Skip to main content

Rouhani Appoints Controversial Justice Minister

Hassan Rouhani's justice minister played a controversial role in executions during the 1980s, according to human rights organizations.
Iran's Interior Minister Mostafa Pour-Mohammadi (R) speaks during a funeral ceremony for victims who were killed in an attack by bandits in Zabol, 1,605 km (997 miles) south of Tehran March 18, 2006. REUTERS/IRNA - RTR17CL9

In early August 1988, Amir Atiabi, a 31-year-old leftist dissident, heard strange thumping sounds at night from his prison cell on the outskirts of Tehran. One night, Atiabi and another inmate decided to find out the source of the noise, and went to the shower room at the end of a corridor to see what was happening. Peeking through a window, they realized each thud was the sound of a dead body being thrown onto the back of a truck by the prison guards.

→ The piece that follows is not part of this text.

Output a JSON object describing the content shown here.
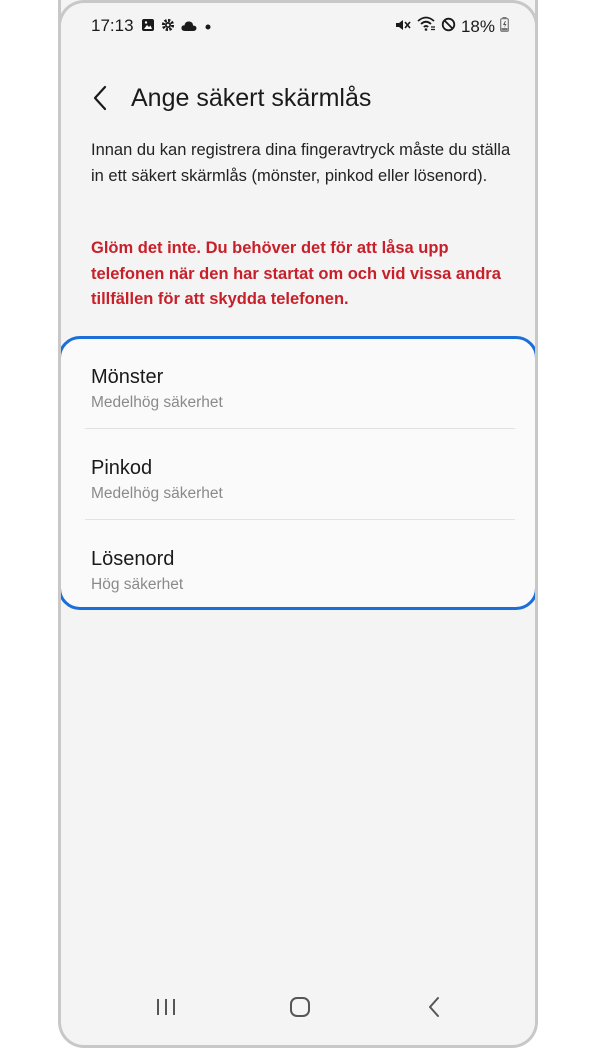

"After a while, the noises would stop because when you put bodies on top of other bodies you won't hear the noise anymore," Atiabi told the Iran Human Rights Documentation Centre in 2009. What Atiabi saw that night was a glimpse into a systematic and widespread campaign by the state to rid the country of various political leanings. By the end of the summer, according to Ayatollah Hossein Ali Montazeri, a close confidant of Ayatollah Khomeini and his picked successor from 1985 to 1989, somewhere around 4,200 political prisoners were summarily and extrajudicially executed by the death committees across the country. Khomeini dismissed Montazeri in March 1989, partly for his criticism of the prison massacre of 1988.

Access the Middle East news and analysis you can trust

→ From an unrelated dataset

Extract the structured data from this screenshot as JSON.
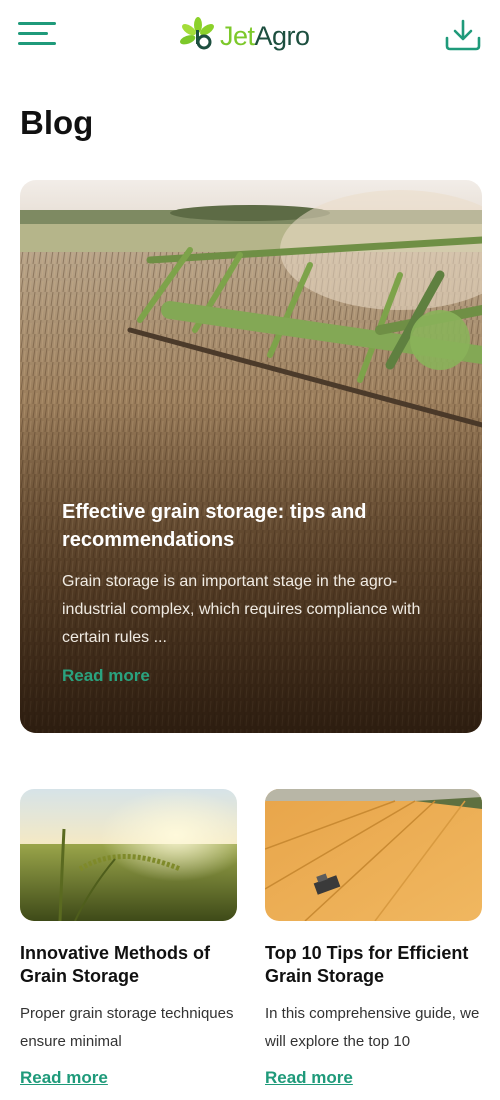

Join our community of Middle East readers to experience all of Al-Monitor, including 24/7 news, analyses, memos, reports and newsletters.


Only $100 per year.